Since kicking off last September with Cambridge folk veteran Geoff Muldaur, the performance space, nestled inside the Unitarian Universalist Church in Nashua, has stayed eclectic.
“That falls in with our mission — keep shaking it up,” said Anya Zakiewicz, who’s helped manage the music series with her husband, Geof Goodell, and a team of volunteers for the past six years. “Our vision was to bring a mix of music, not just your typical classic folk, but mix in blues, jazz and bluegrass.”
A high point of the 2009-2010 season was the appearance of Boston’s Los Sugarcanes in mid-November, complete with a dance floor: “That one was very dear to my heart,” said Zakiewicz, who heard the Afro-Cuban salsa fusion band at last summer’s Bread and Roses festival in Lawrence and persuaded them to play.
Turnout has been good for folk shows from Harvey Reid and Bill Staines, as well as a scorching double bill of acoustic blues with Danielle Miraglia & Teresa Storch.
“We’ve usually been able to pay the performers a little more than we promised,” Zakiewicz said.
Plans for next season are already under way for the non-profit organization. Opening night will feature a return engagement from Acoustic Eidolon, a Colorado duo featuring a cello and an exotic handmade double neck guitar. Also on tap is a joint appearance by Christine Lavin and Don White — both have played solo in the past. “The two of them together are a hoot,” Zakiewicz said. “We’re really looking forward to that.”
With eight members, the Black Eagles (as their fans know the band) will be the largest group to play Simple Gifts. Booking the group, Zakiewicz said, was a long shot: “We didn’t think we could get them, we thought they’d be way too much money.”

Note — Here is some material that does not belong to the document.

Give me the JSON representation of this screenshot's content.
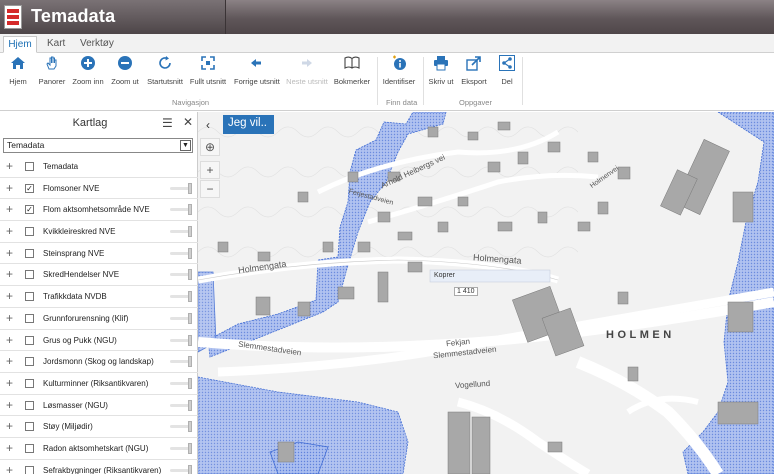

Oddly, the traditional jazz band has its roots in the Cambridge folk scene. The original Black Eagle Band, led by Harvard student and New Orleans native Tommy Sancton, had a long residency at Club Passim before breaking up in early 1971. Two former members, C.H. “Pam” Pameijer and Tony Pringle, assembled a new group. Thirty-nine years later, they’re still going strong.
The Simple Gifts Coffee House has been around almost as long — 25 years. Zakiewicz and her husband came to the organization after the musical series went dormant for a couple of years. “We were expressing interest in it,” she recalls, “and someone said, why don’t you do it?”
“We said, ‘Uh, OK.’” Their first show was Lori McKenna, just on the cusp of her Nashville success.
Over the years, they’ve welcomed Vance Gilbert, Les Sampou, Guy Davis, Tony Bird, Aztec Two-Step and others. Their goal is to provide the greater Nashua area with a variety of both well-known and up-and-coming artists at an affordable price, and to provide musicians with a comfortable and welcoming venue to play. “It’s been received pretty well,” Zakiewicz said. “We’ve gathered an audience, we see familiar faces a lot.”
She added with amusement that a few old-time folkies grumbled a bit about the adventurous talent, while one or two youngsters complained that the shows were too geared to an older crowd.
Between those two extremes, Zakiewicz and her band of merry volunteers must be doing something right.
“I do make it a point to get people if I have enough requests,” she said, which led to one show — sort of. “Bill Staines called me and said he wanted to play. I said great because people want to hear you. It’s serendipitous.”
Zakiewicz and her husband are longtime music fans with a range of tastes, “But you can call us Deadheads because that’s what we were and are,” she said. “We went to lots of shows.”
So the job of choosing performers for the musical series never feels like anything close to work. “This is a coup for us because it’s right around the corner from our house,” she said. “I don’t have any intention of stopping any time soon.”